Background The controversial hypothesis that recalled immunological memory limits responses to variant virus strains has been revived by recent reports linking poor vaccine effectiveness against A(H3N2) influenza viruses with prior vaccination. The impact of memory induced by prior infection is rarely considered, and is difficult to ascertain because infections are often sub-clinical. This study investigates influenza vaccine immunogenicity among participants who had been monitored for 9 years for clinical influenza infection or seroconversion.
Methods In 2007, 269 households from Ha Nam, Viet Nam commenced ongoing monitoring for influenza infection. In 2016, 72 adult participants with documented prior A(H3N2) infection and 28 without infection received trivalent inactivated influenza vaccine for the first time. Serological responses were assessed by hemagglutination inhibition assay against 40 A(H3N2) viruses spanning 1968-2018. Effects of prior infection were determined by comparing geometric mean titres and titre rises. Generalized additive and lowess models were used to fit, and compare, titre landscapes across strains.
Findings Participants with documented prior A(H3N2) virus infection had higher pre-vaccine titres against strains circulating since 2004 compared to those without prior infection. Moreover, they had higher titre rises on days 7, 14, 21 and 280 post-vaccination against vaccine and subsequently circulating strains. Accordingly, 1/72 versus 4/28 of vaccinees with and without documented prior infection experienced illness due to A(H3N2) in the season after vaccination (p = 0.021). The range of A(H3N2) virus clades recognized by vaccine-induced antibodies was associated with the clade that last caused infection, indicating that recalled immunity drove antibody production against shared epitopes.

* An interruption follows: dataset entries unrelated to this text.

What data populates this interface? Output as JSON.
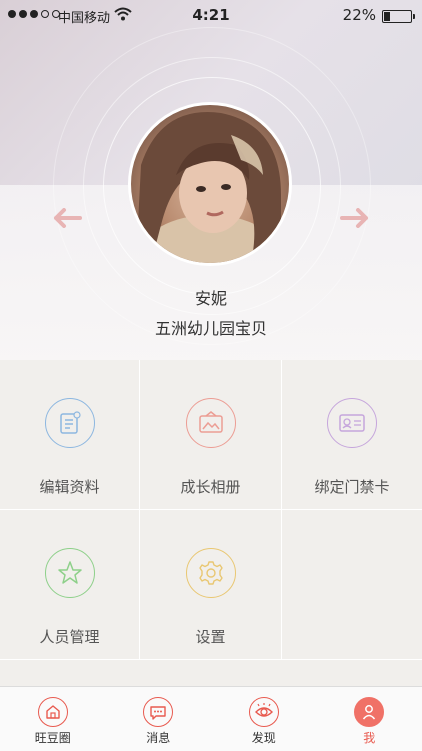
{
  "status_bar": {
    "carrier": "中国移动",
    "time": "4:21",
    "battery_percent": "22%",
    "battery_level": 0.22,
    "signal_bars_filled": 3,
    "signal_bars_total": 5
  },
  "profile": {
    "name": "安妮",
    "subtitle": "五洲幼儿园宝贝",
    "prev_icon": "arrow-left-icon",
    "next_icon": "arrow-right-icon"
  },
  "menu": [
    {
      "label": "编辑资料",
      "icon": "edit-profile-icon",
      "color": "#8db7e0"
    },
    {
      "label": "成长相册",
      "icon": "photo-album-icon",
      "color": "#ec9d94"
    },
    {
      "label": "绑定门禁卡",
      "icon": "id-card-icon",
      "color": "#c6a6dc"
    },
    {
      "label": "人员管理",
      "icon": "star-icon",
      "color": "#8ed08a"
    },
    {
      "label": "设置",
      "icon": "gear-icon",
      "color": "#e9c772"
    }
  ],
  "tabs": [
    {
      "label": "旺豆圈",
      "icon": "home-icon",
      "active": false
    },
    {
      "label": "消息",
      "icon": "message-icon",
      "active": false
    },
    {
      "label": "发现",
      "icon": "eye-icon",
      "active": false
    },
    {
      "label": "我",
      "icon": "person-icon",
      "active": true
    }
  ],
  "colors": {
    "accent": "#e85a4f",
    "active_tab_bg": "#f07167",
    "arrow": "#e8b4b4"
  }
}
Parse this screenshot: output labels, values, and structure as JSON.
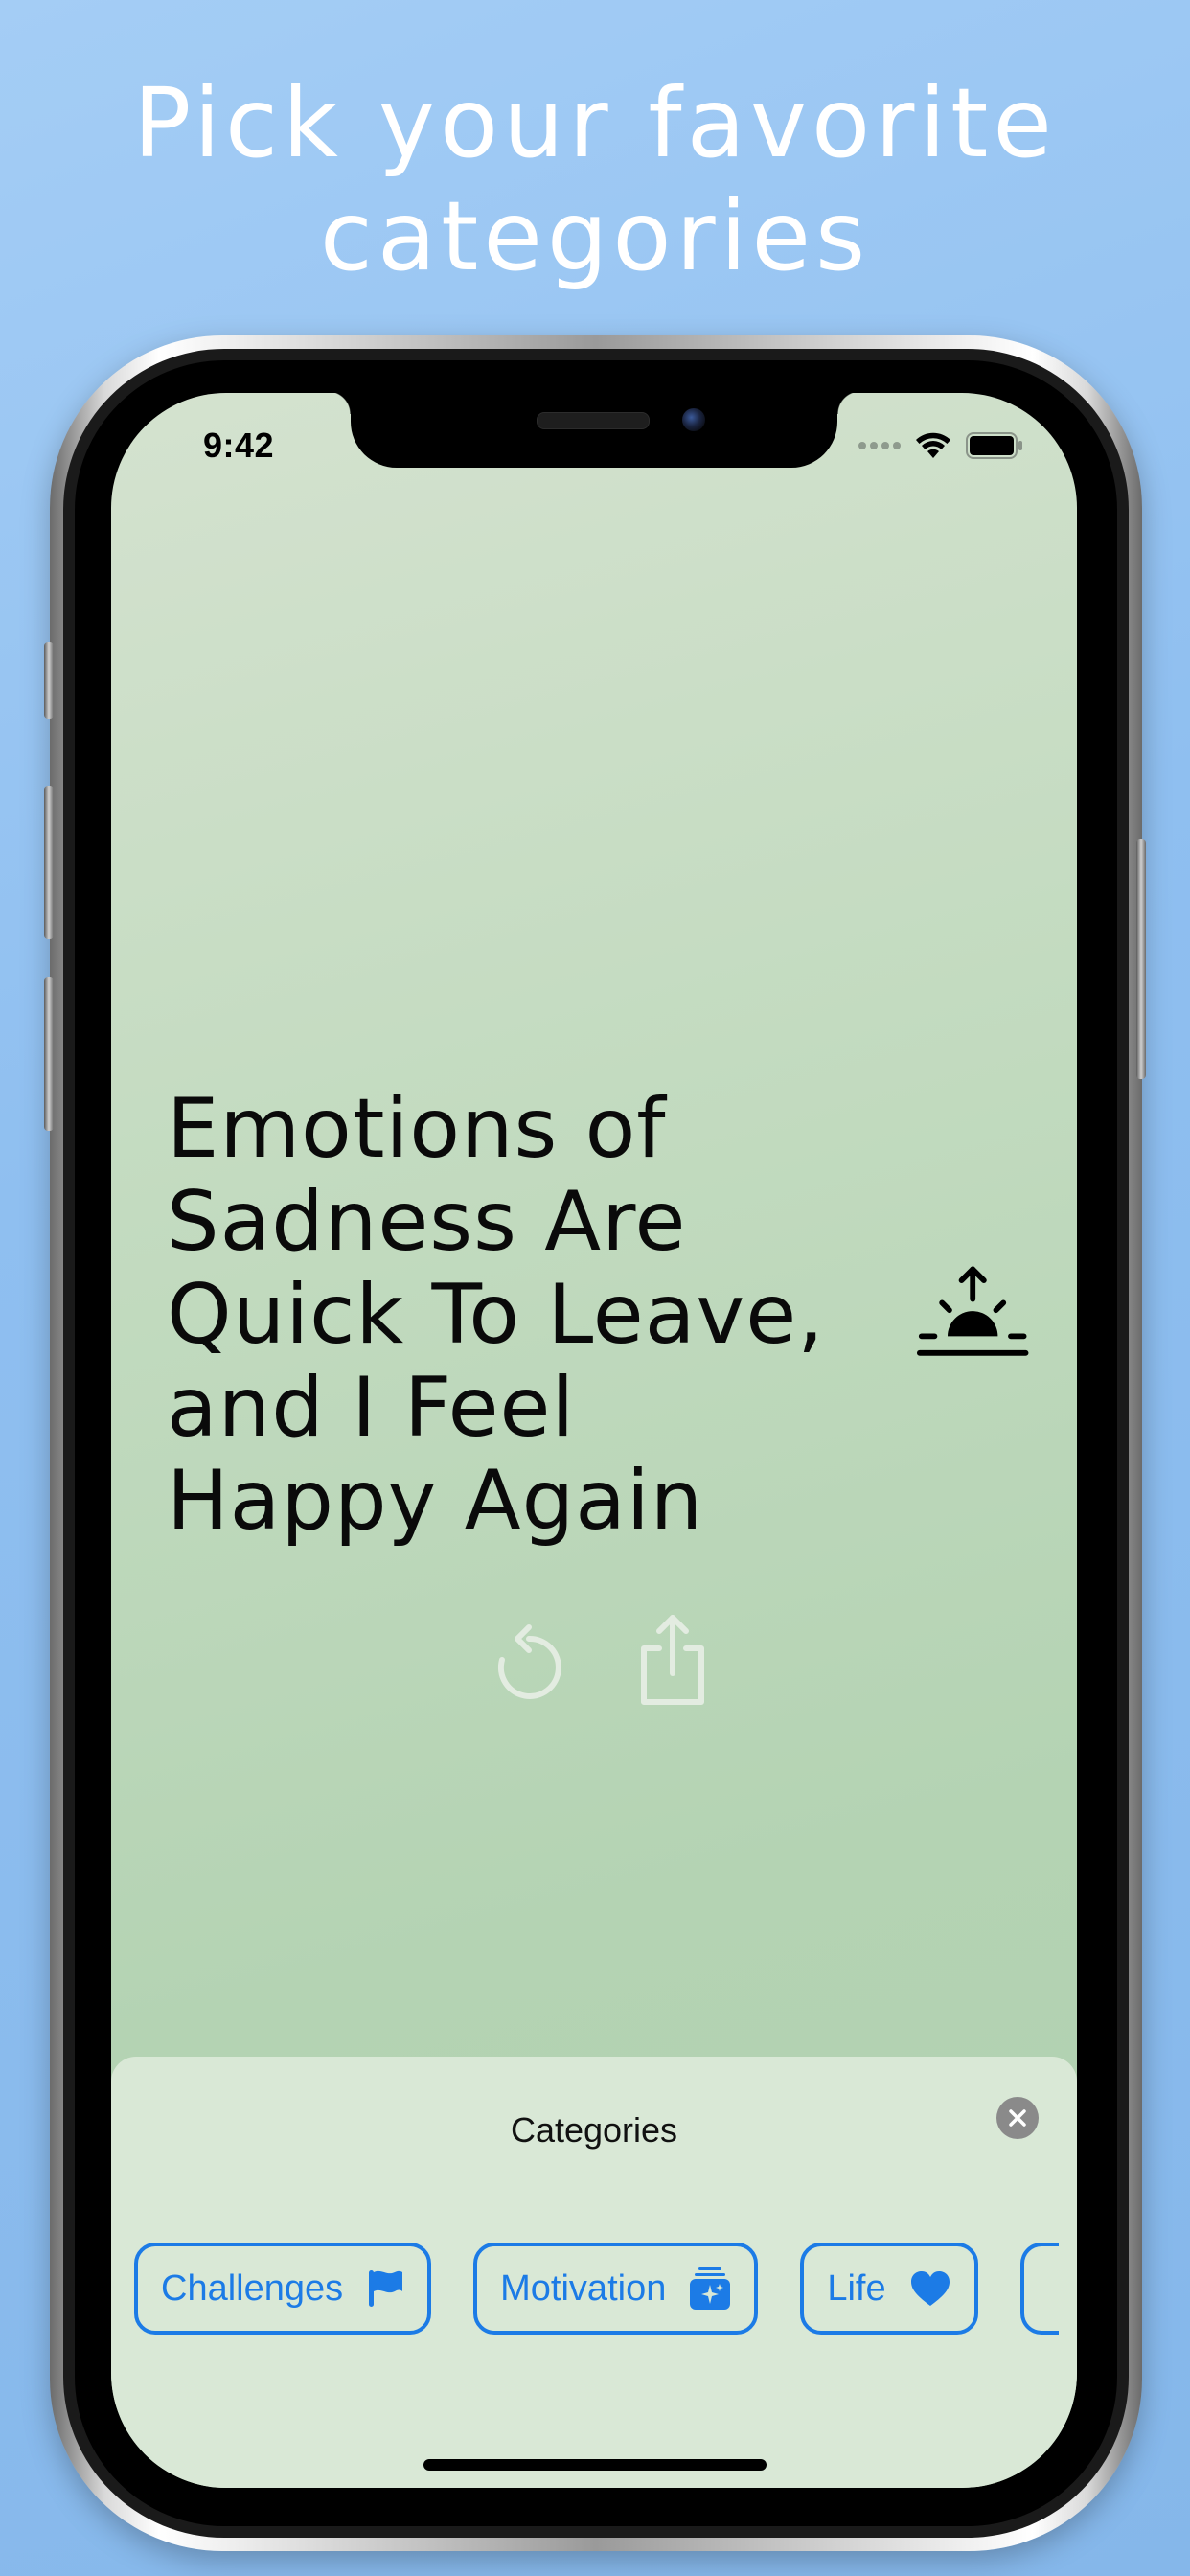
{
  "headline": {
    "line1": "Pick your favorite",
    "line2": "categories"
  },
  "status_bar": {
    "time": "9:42"
  },
  "quote": {
    "lines": [
      "Emotions of",
      "Sadness Are",
      "Quick To Leave,",
      "and I Feel",
      "Happy Again"
    ],
    "icon": "sunrise-icon"
  },
  "actions": {
    "refresh_icon": "refresh-icon",
    "share_icon": "share-icon"
  },
  "categories_sheet": {
    "title": "Categories",
    "close_icon": "close-icon",
    "chips": [
      {
        "label": "Challenges",
        "icon": "flag-icon"
      },
      {
        "label": "Motivation",
        "icon": "sparkles-box-icon"
      },
      {
        "label": "Life",
        "icon": "heart-icon"
      }
    ]
  },
  "colors": {
    "background": "#8fbff0",
    "screen_bg": "#c3dbc0",
    "sheet_bg": "#d9e8d6",
    "accent": "#1c7be6"
  }
}
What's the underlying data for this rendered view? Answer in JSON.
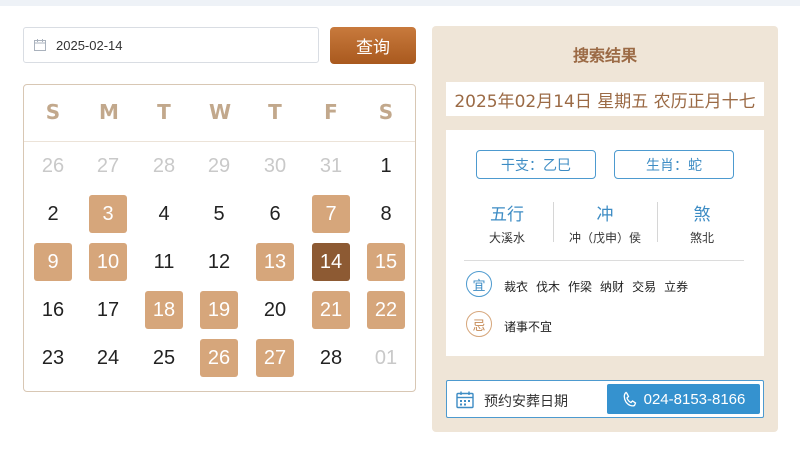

Interpretation These results suggest that immunological memory from prior infection drives and shapes antibody production induced by inactivated influenza vaccine, and underpins the capacity for vaccine to induce sufficient antibody for protection.